“It has been a great tool for us. We get phone calls and messages on Facebook telling us where they have seen the individuals or where we can find the person,” Claussen said. “The information we receive will remain anonymous.”

When the subject has been arrested, the word “Apprehended” is pasted across the Wanted Poster on the site.

“We just want to keep the public informed and make them aware of what is actually happening,” Claussen said.

Sometimes the Sheriff’s Office has shared information from other law enforcement departments and has occasionally included warnings on road conditions on the site.

During the winter months, messages from the Nebraska Department of Roads stating area roads were ice covered were sometimes put on the page, along with a link to the Nebraska Department of Roads.

Local training exercises and events, along with photos, can also be found at the site.

“We want to let people know all of the things the Sheriff’s Office is involved with besides writing tickets,” Claussen said.

A poster the Cedar County Sheriff’s Office received from the kindergarten class at the Wynot School in November 2016 meant a lot to the officers and employees. A photo of the poster made by the Wynot students was posted on Facebook, along with a huge “thank you.”

For National Law Enforcement Appreciation Day in January of this year, the Junior Girl Scouts in Laurel showed their appreciation by presenting local law enforcement with a meal, gifts, songs and skits. Photos of this were also posted on the Sheriff’s page.

“With all of the negativity toward law enforcement, it means a lot to get a few kinds words,” Claussen said.

Fahrenholz’s bond was set at 10 percent of $250,000 and was still listed at that amount on April 6.

Fahrenholz’s next court day is set for April 26 in County Court.

A complaint on Fahrenholz filed on Jan. 13, 2017 included assault in 3rd degree, obstructing a peace officer and disturbing the peace.

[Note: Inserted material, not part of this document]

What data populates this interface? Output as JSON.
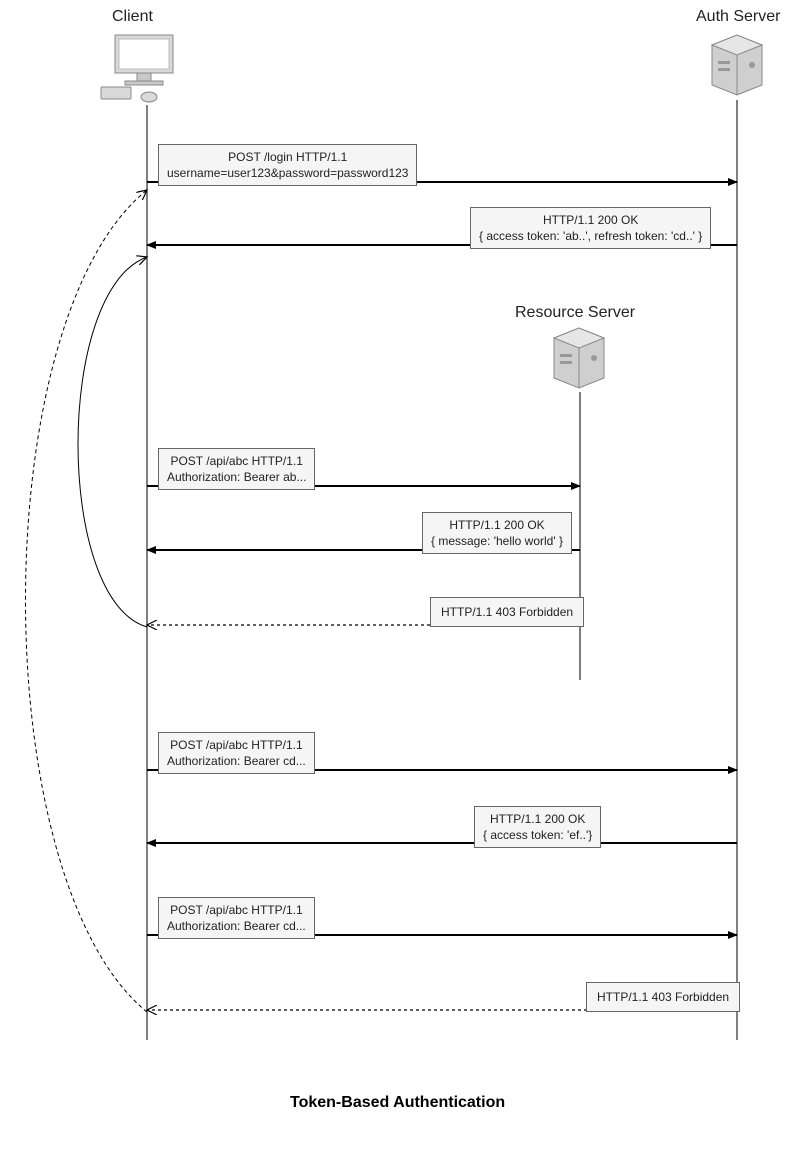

At one point Fahrenholz would only comply with instructions issued by a law enforcement officer when he realized the red light of a tazer was focused on his torso.    

The most recent arrest took place after a Wanted Poster with a photo of Fahrenholz was posted on the Cedar County Sheriff’s Facebook page.

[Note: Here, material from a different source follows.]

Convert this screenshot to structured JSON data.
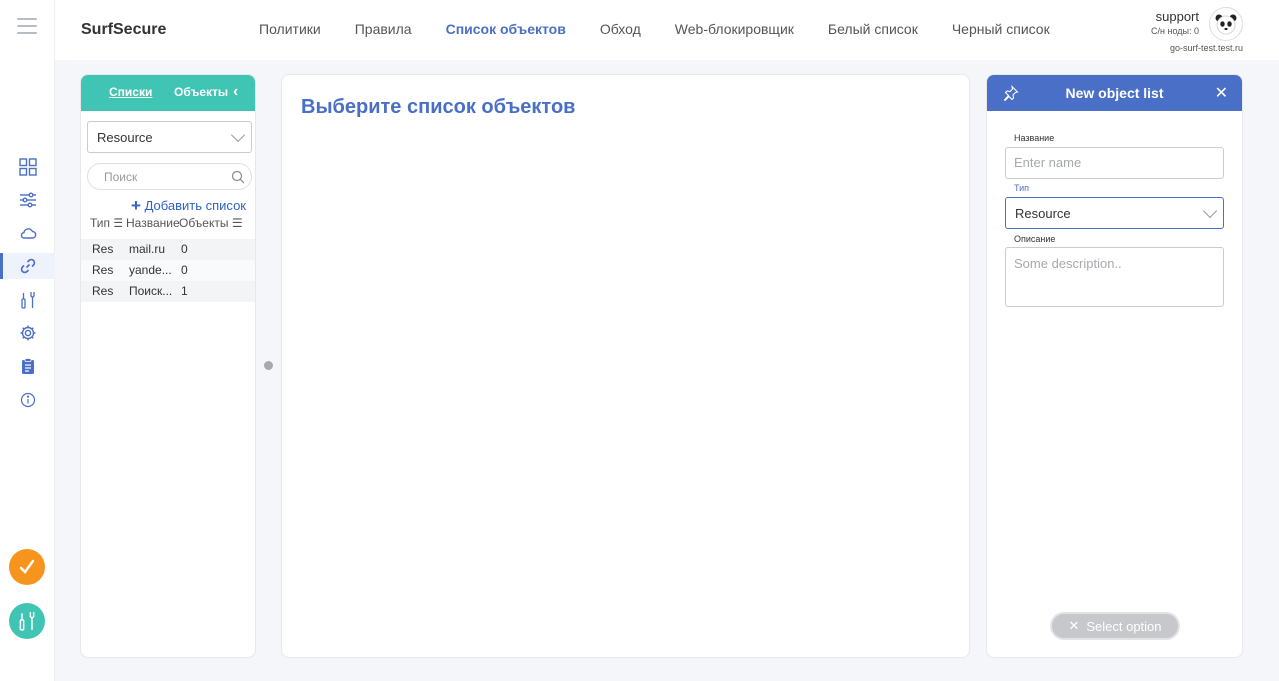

Facebook played a big role in this case. Calls providing information on Fahrenholz started coming into the Sheriff’s Office from people who had viewed the post.

Fahrenholz may have also viewed the site on Facebook.

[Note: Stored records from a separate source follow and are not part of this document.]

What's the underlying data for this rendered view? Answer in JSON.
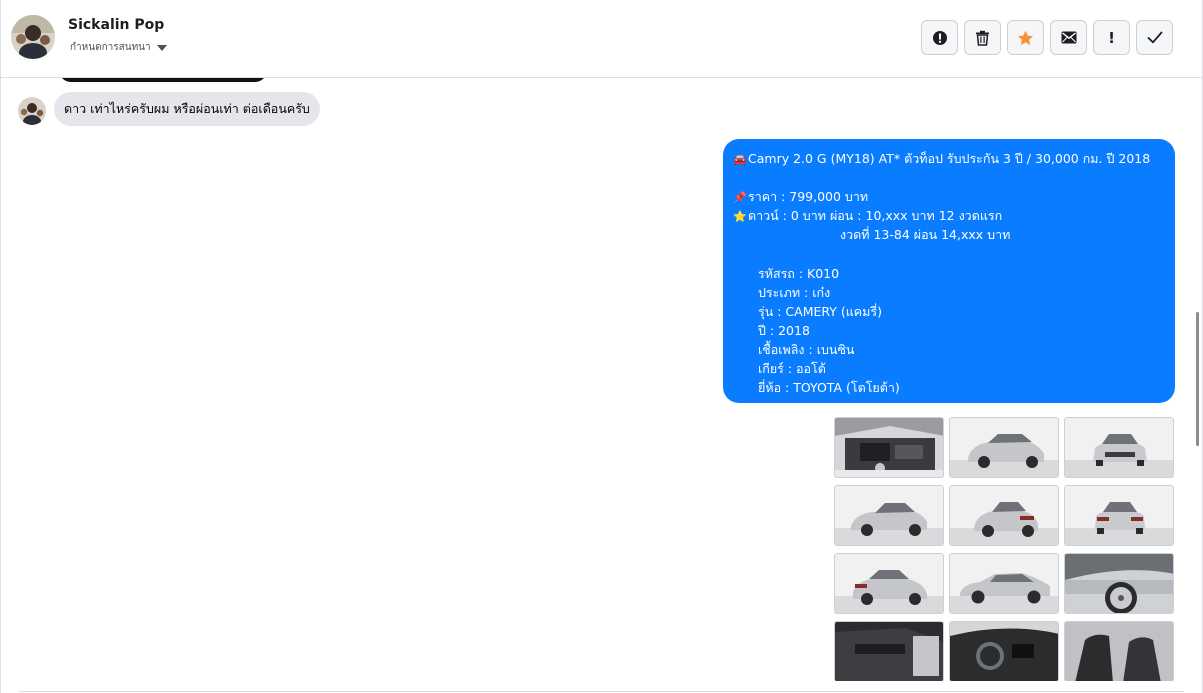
{
  "header": {
    "contact_name": "Sickalin Pop",
    "contact_sub": "กำหนดการสนทนา",
    "toolbar": [
      {
        "name": "report-button",
        "icon": "alert-circle-icon"
      },
      {
        "name": "delete-button",
        "icon": "trash-icon"
      },
      {
        "name": "star-button",
        "icon": "star-icon"
      },
      {
        "name": "mail-button",
        "icon": "envelope-icon"
      },
      {
        "name": "priority-button",
        "icon": "exclamation-icon"
      },
      {
        "name": "done-button",
        "icon": "checkmark-icon"
      }
    ],
    "star_color": "#f7923a"
  },
  "incoming_message": {
    "text": "ดาว เท่าไหร่ครับผม หรือผ่อนเท่า ต่อเดือนครับ"
  },
  "outgoing_message": {
    "color": "#0a7cff",
    "title": "Camry 2.0 G (MY18) AT* ตัวท็อป รับประกัน 3 ปี / 30,000 กม. ปี 2018",
    "price": "ราคา : 799,000 บาท",
    "down": "ดาวน์ : 0 บาท ผ่อน : 10,xxx บาท 12 งวดแรก",
    "installment": "งวดที่ 13-84 ผ่อน 14,xxx บาท",
    "code": "รหัสรถ : K010",
    "type": "ประเภท : เก๋ง",
    "model": "รุ่น : CAMERY (แคมรี่)",
    "year": "ปี : 2018",
    "fuel": "เชื้อเพลิง : เบนซิน",
    "gear": "เกียร์ : ออโต้",
    "brand": "ยี่ห้อ : TOYOTA (โตโยต้า)"
  },
  "gallery": [
    {
      "name": "engine-bay-photo"
    },
    {
      "name": "car-front-left-photo"
    },
    {
      "name": "car-front-photo"
    },
    {
      "name": "car-rear-left-photo"
    },
    {
      "name": "car-rear-quarter-photo"
    },
    {
      "name": "car-rear-photo"
    },
    {
      "name": "car-rear-right-photo"
    },
    {
      "name": "car-side-photo"
    },
    {
      "name": "car-wheel-photo"
    },
    {
      "name": "door-interior-photo"
    },
    {
      "name": "dashboard-photo"
    },
    {
      "name": "seats-interior-photo"
    }
  ]
}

It appears, Fahrenholz posted a message on the Facebook page stating “Yeah, funny how restraining a 16 year old from swinging on you on the couch turns into those trumped warrants. That’s the judicial system.” 

More on this story is published in this week’s Cedar County News print and E Editions. To get a print edition, please stop at Caseys or Stop N Go in Hartington.

Check out the Cedar County News E Edition for the complete story. Just follow this link to get our E Edition.